In the present embodiment, smoke chamber 12, cap 18 and outlets 26, 36 have a circular cross-sectional configuration. In the preferred construction of the invention the cap 18 has an outer edge 28 with a smooth outwardly convex surface configuration so that it can comfortably be applied to the skin of a user. According to the invention, the protective grid 10 is fixed at a certain distance from the lower opening 26 of smoke chamber 12. For this purpose grid 20, is inserted into a circumferential gap in the inner surface cap edge 28 and is made from a thin circular metal wire. Cap 18 is removable, to make it possible to clean the interior of the smoke chamber and also remove ash from the front of the cigar. However, in use, cap 18 is fixed to smoke chamber 12.
In conclusion, a few general comments are made on the moxa herb and moxing with the instrument according to the invention. Moxa herb is the stored, dried common mugwort (herba artemiseae capillaris), which is mainly grown in Asia. Moxa herb has been used in traditional Chinese medicine for many thousands of years particularly in pain therapy. The moxa herb was also a popular herbal medicine in Europe in the 17th and 18th centuries, but has been forgotten as a result of developments in modern medicine.
The term moxing is best defined by heating, smoke application and burning. The healing action of moxing is not so much due to energetic heat application, but to a specific action inherent in the moxa herb. Direct moxing is used to the greatest extent in traditional Chinese medicine, i.e. the moxa herb is burned directly on the skin. Although this constitutes very effective therapy, it is very painful for the patient and can leave behind ugly burns. This type of moxa therapy is generally only carried out by a few specially trained therapists. The moxa therapy developed by Dr. Nottbohm is a so-called indirect process which, by means of the moxer developed by him, hot smoke of the glowing moxa acts on clearly defined skin areas within given units of time. The advantage of indirect moxing is that it is possible to control the smoke action yourself in accordance with the heat tolerance, so as to avoid burns. Indirect moxing is easy to use and can be carried out by anybody after instruction. It is a much safer process and its therapeutic effectiveness is in no way inferior to the direct method.
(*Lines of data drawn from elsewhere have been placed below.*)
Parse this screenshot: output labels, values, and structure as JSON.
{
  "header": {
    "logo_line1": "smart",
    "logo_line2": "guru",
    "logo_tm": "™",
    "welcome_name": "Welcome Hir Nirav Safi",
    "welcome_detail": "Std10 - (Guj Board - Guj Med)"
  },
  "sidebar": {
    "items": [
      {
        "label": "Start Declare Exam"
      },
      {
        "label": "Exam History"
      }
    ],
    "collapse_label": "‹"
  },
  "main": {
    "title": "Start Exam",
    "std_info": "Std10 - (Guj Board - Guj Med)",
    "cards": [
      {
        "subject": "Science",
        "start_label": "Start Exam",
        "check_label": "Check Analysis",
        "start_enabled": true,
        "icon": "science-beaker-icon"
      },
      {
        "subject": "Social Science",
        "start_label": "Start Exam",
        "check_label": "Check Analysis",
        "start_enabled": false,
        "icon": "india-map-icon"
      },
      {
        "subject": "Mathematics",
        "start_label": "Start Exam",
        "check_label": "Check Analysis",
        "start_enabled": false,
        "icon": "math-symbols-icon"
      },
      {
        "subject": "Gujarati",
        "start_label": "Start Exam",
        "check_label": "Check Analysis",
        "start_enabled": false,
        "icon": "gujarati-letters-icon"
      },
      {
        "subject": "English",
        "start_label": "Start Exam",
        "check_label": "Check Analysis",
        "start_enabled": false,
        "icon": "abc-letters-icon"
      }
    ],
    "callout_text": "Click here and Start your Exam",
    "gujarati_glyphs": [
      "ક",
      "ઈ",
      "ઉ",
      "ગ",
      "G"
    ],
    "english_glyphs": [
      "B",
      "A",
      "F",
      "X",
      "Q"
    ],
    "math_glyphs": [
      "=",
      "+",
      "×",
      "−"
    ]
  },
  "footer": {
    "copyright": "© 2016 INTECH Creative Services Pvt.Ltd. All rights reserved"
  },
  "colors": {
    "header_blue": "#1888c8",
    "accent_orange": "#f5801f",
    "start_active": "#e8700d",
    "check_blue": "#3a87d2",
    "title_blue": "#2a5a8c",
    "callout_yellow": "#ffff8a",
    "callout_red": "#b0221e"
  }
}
It has proved advantageous for the protective grid 20 to have openings of approximately 1.6×1.6 mm, the wire being made from vanadium steel with a cross-section of 0.2 mm. This leads to a particularly good guidance and distribution of the hot air flow.
Having described one embodiment of an improved indirect moxer constructed according to the invention, it is believed obvious that other modifications and variations of the invention will be suggested to those skilled in the art in the light of the above teachings. It is therefore to be understood that changes may be made in the particular embodiment of the invention described which are within the full intended scope of the invention as defined by the appended claims.